This conclusion won’t surprise anyone who watches football: The Irish tend to pass more when they are trailing and run more when they’re leading. As Rudy noted, Notre Dame doesn’t hit a run/pass mix of 60 percent until they lead by more than two scores.

Remember, we’re looking at three specific types of games:

  1. Notre Dame loses
  2. Notre Dame wins, but less than 60 percent of their plays are runs
  3. Notre Dame wins and more than 60 percent of their plays are runs
Kevin Rudy / Minitab

In the graph above, the blue bars are games Notre Dame lost. In those specific games, the Irish offense ran 63 percent of its total plays when trailing in the contest.

Now move your eyes to red bars, which represents Irish plays during games where their running percentage was more than 60 percent. In those specific games - all games the Irish won, remember - Notre Dame ran just 12 percent of their total plays when trailing and ZERO plays when they trailed by more than one score in any of those games.

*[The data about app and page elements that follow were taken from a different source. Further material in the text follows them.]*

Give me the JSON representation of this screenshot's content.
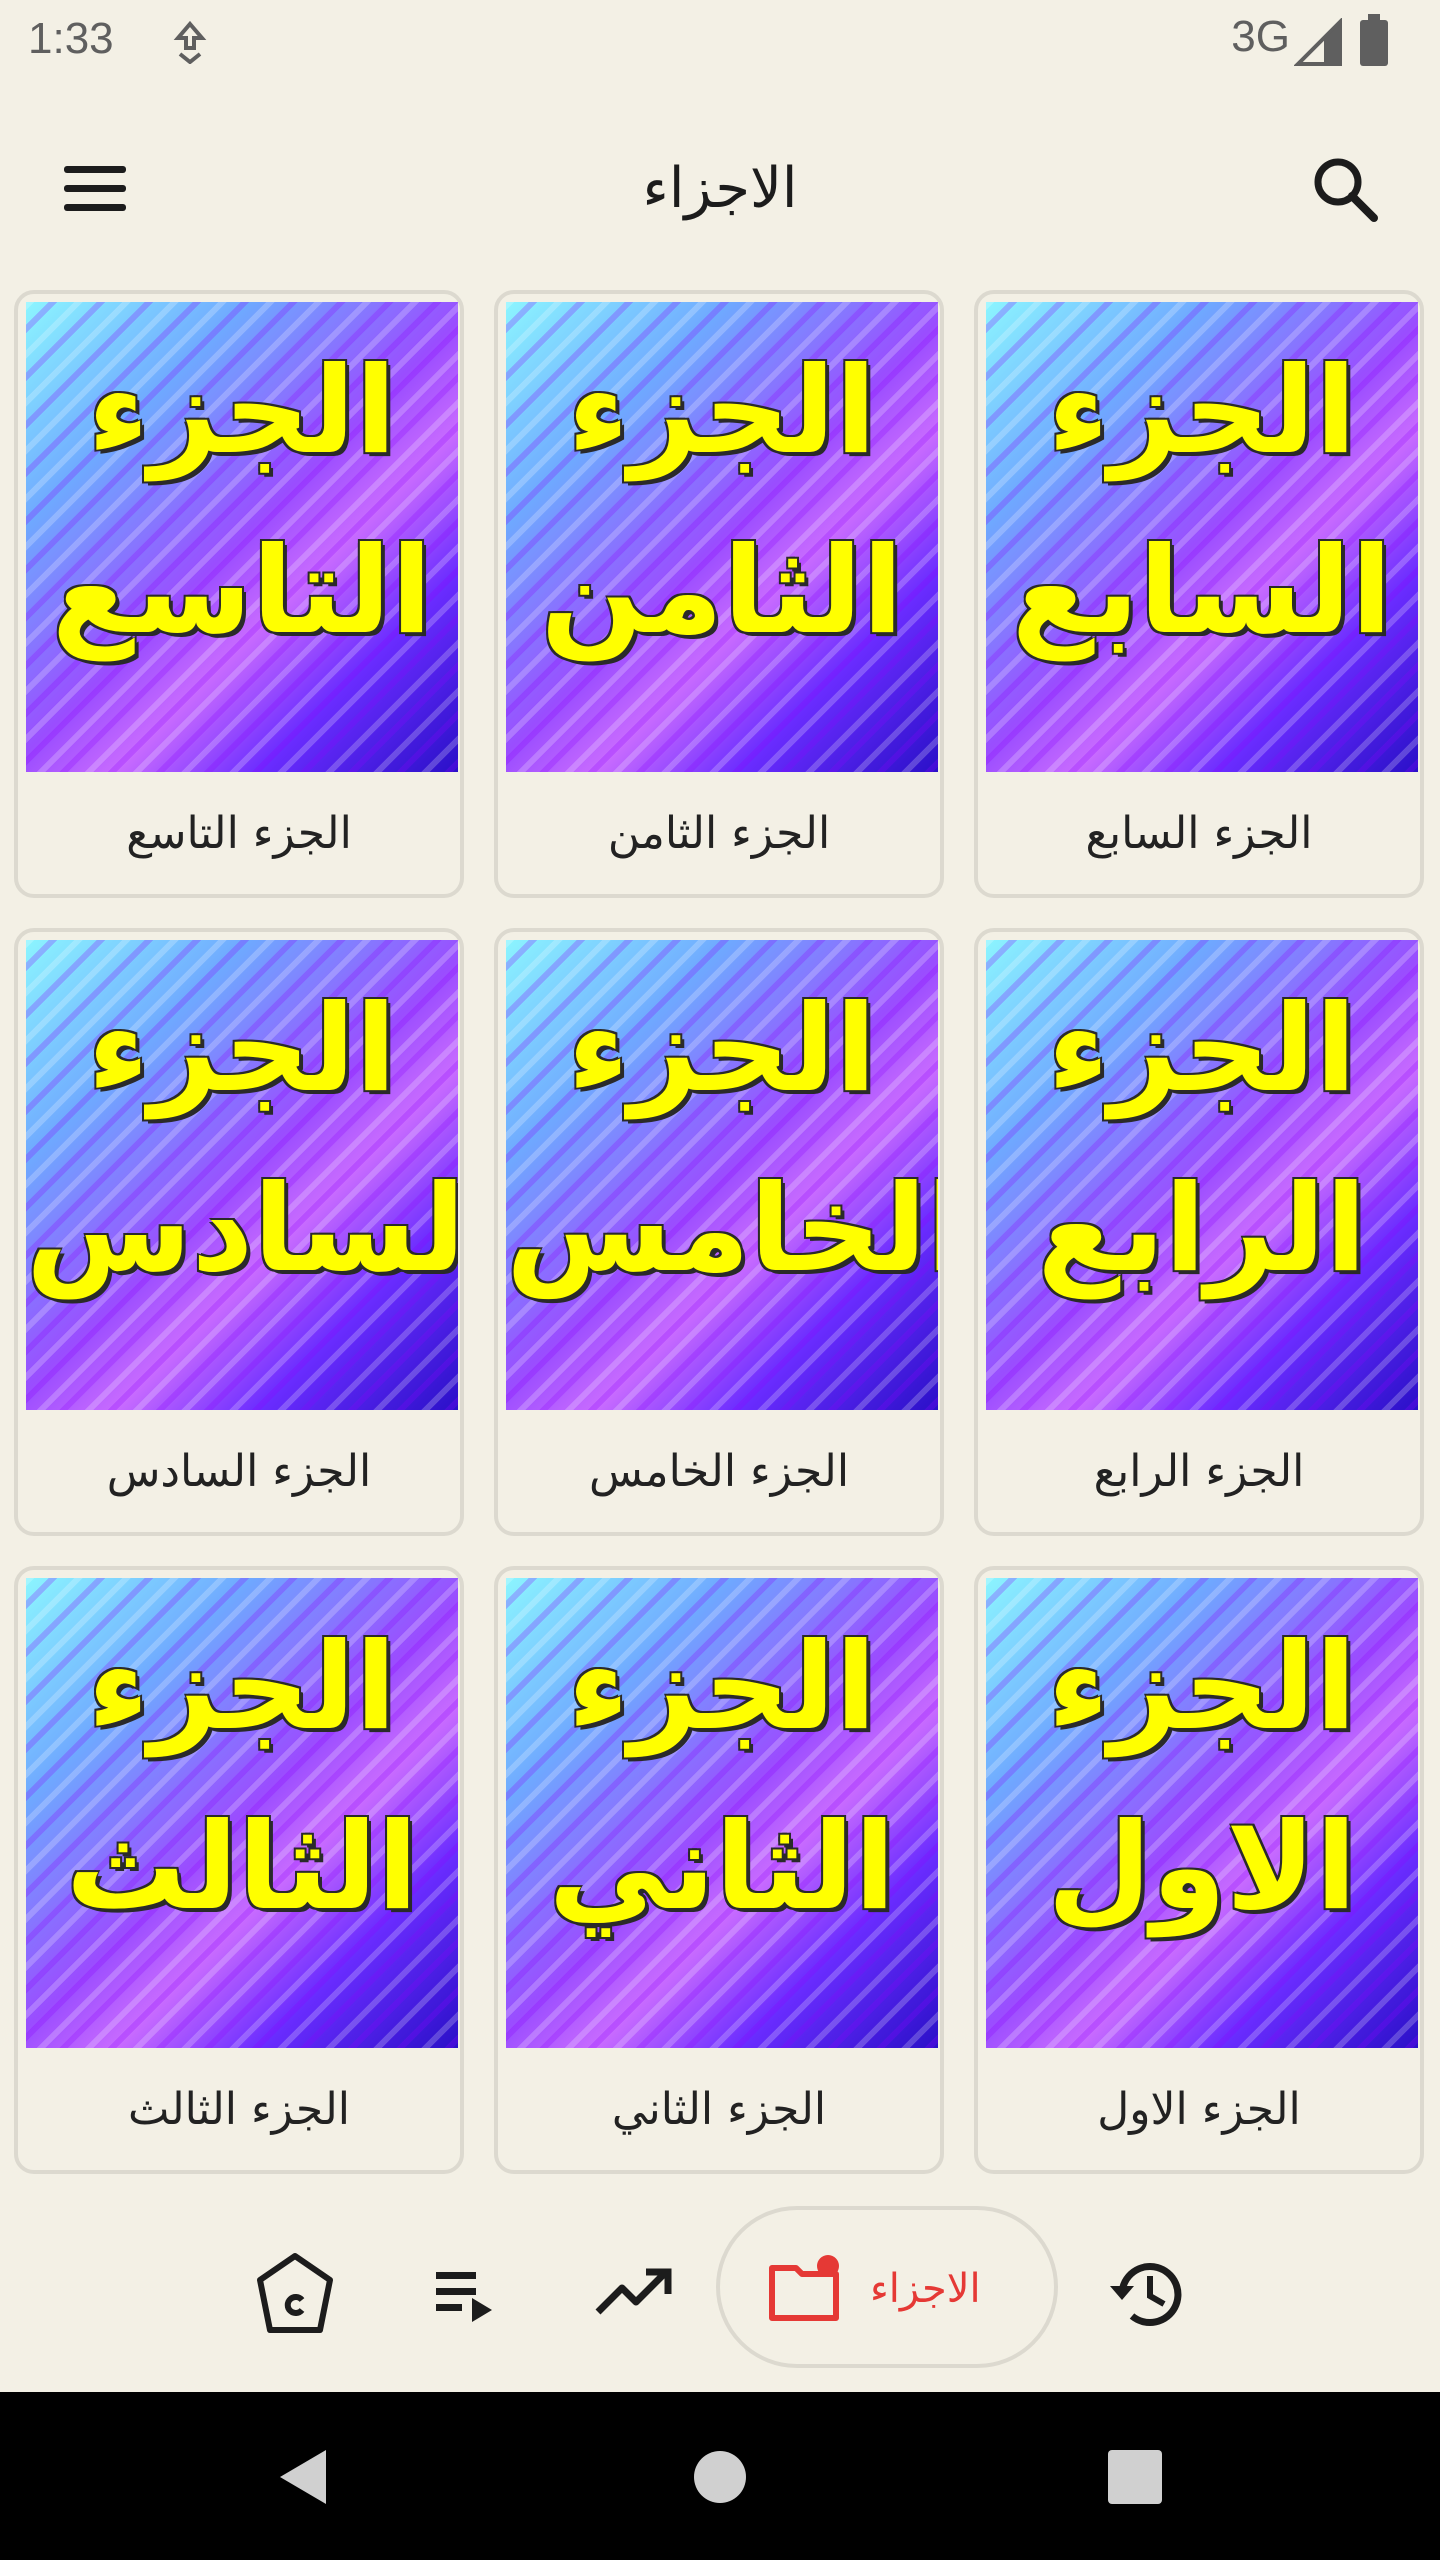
{
  "status_bar": {
    "time": "1:33",
    "network": "3G"
  },
  "app_bar": {
    "title": "الاجزاء"
  },
  "thumbs": [
    {
      "line1": "الجزء",
      "line2": "التاسع"
    },
    {
      "line1": "الجزء",
      "line2": "الثامن"
    },
    {
      "line1": "الجزء",
      "line2": "السابع"
    },
    {
      "line1": "الجزء",
      "line2": "السادس"
    },
    {
      "line1": "الجزء",
      "line2": "الخامس"
    },
    {
      "line1": "الجزء",
      "line2": "الرابع"
    },
    {
      "line1": "الجزء",
      "line2": "الثالث"
    },
    {
      "line1": "الجزء",
      "line2": "الثاني"
    },
    {
      "line1": "الجزء",
      "line2": "الاول"
    }
  ],
  "cards": [
    {
      "label": "الجزء التاسع"
    },
    {
      "label": "الجزء الثامن"
    },
    {
      "label": "الجزء السابع"
    },
    {
      "label": "الجزء السادس"
    },
    {
      "label": "الجزء الخامس"
    },
    {
      "label": "الجزء الرابع"
    },
    {
      "label": "الجزء الثالث"
    },
    {
      "label": "الجزء الثاني"
    },
    {
      "label": "الجزء الاول"
    }
  ],
  "bottom_nav": {
    "items": [
      {
        "icon": "home-icon"
      },
      {
        "icon": "playlist-icon"
      },
      {
        "icon": "trending-icon"
      },
      {
        "icon": "folder-icon",
        "label": "الاجزاء",
        "active": true
      },
      {
        "icon": "history-icon"
      }
    ]
  },
  "colors": {
    "accent": "#e53935",
    "background": "#f3f0e5",
    "thumb_text": "#ffff00"
  }
}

Bring your eyes back to the blue bars momentarily. Again, these are Notre Dame losses. There’s not a single play they ran when leading by 17 or more points in their 31 losses.

Back to the red bars (60+ percent run games). The Irish ran 23 percent of their plays with a lead of 17 points or more. Now check out the yellow bars. These are games in which the Irish won, but ran the ball less than 60 percent of the time. In this instance, 18 percent of their plays were run with a lead of 17 points or greater.

“It’s easy to see why the Irish have such a good record when their high run/ratio is above 60 percent,” wrote Rudy. “It’s because they get to run a big chunk of their plays with a large lead.”

ONE LAST ARGUMENT

If you’ve followed the data this far - and you’re still not convinced - you may have one final rebuttal: Notre Dame, you argue, ran the ball when the game was close - and that’s why they got to the point where they could be run-heavy with a two score or better lead.

Rudy looked at that too, by specifically focusing on instances where the game was within one score. He ran a “binary logistic regression,” which is a very complicated way of saying: “What’s the relationship between the run/pass ratio when the score is close and the outcome of the game?”

Kevin Rudy / Minitab

Notre Dame loses games with a wide range of run/pass ratios when the score was close. On one end of the spectrum, you have the BCS National Championship game - which consisted of Alabama’s first two scores sandwiching three unproductive Irish pass plays. On the other end, you have a game where 77 percent of the Irish’s plays were runs when the game was within one score - and they lost.

“Only 3.9 percent of the probability of whether Notre Dame wins is explained with how often they run the ball when the score is close,” Rudy explained. “Another way to think of it is that 96 percent of the reason Notre Dame wins or loses is explained by something else.”

GLIMMER OF HOPE FOR #RTDB ENTHUSIASTS

Rudy said the probability of Notre Dame winning the ballgame does increase as the run/pass ratio increases, which seems like great news for those who just want Kelly to run the dang ball.

Don’t get too excited, though.

In losses, Notre Dame ran the ball 47 percent of the time when the score was close. In wins, it was 53 percent.

“With a run/pass ratio of 0.47, Notre Dame has a probability of winning of 63 percent,” said Rudy. “With a run/pass ratio of 0.53, Notre Dame has a probability of winning of 68 percent. In other words, how much Notre Dame runs and passes when the score is close has very little effect on whether they win the game.”

Thank you to Kevin Rudy for his time and expertise. Follow him on Twitter and read his writings over at MiniTab. For more on this topic - including binary logic regression - read Rudy’s “Correlation is Not Causation: Why Running the Football Doesn’t Cause You to Win Games in the NFL.”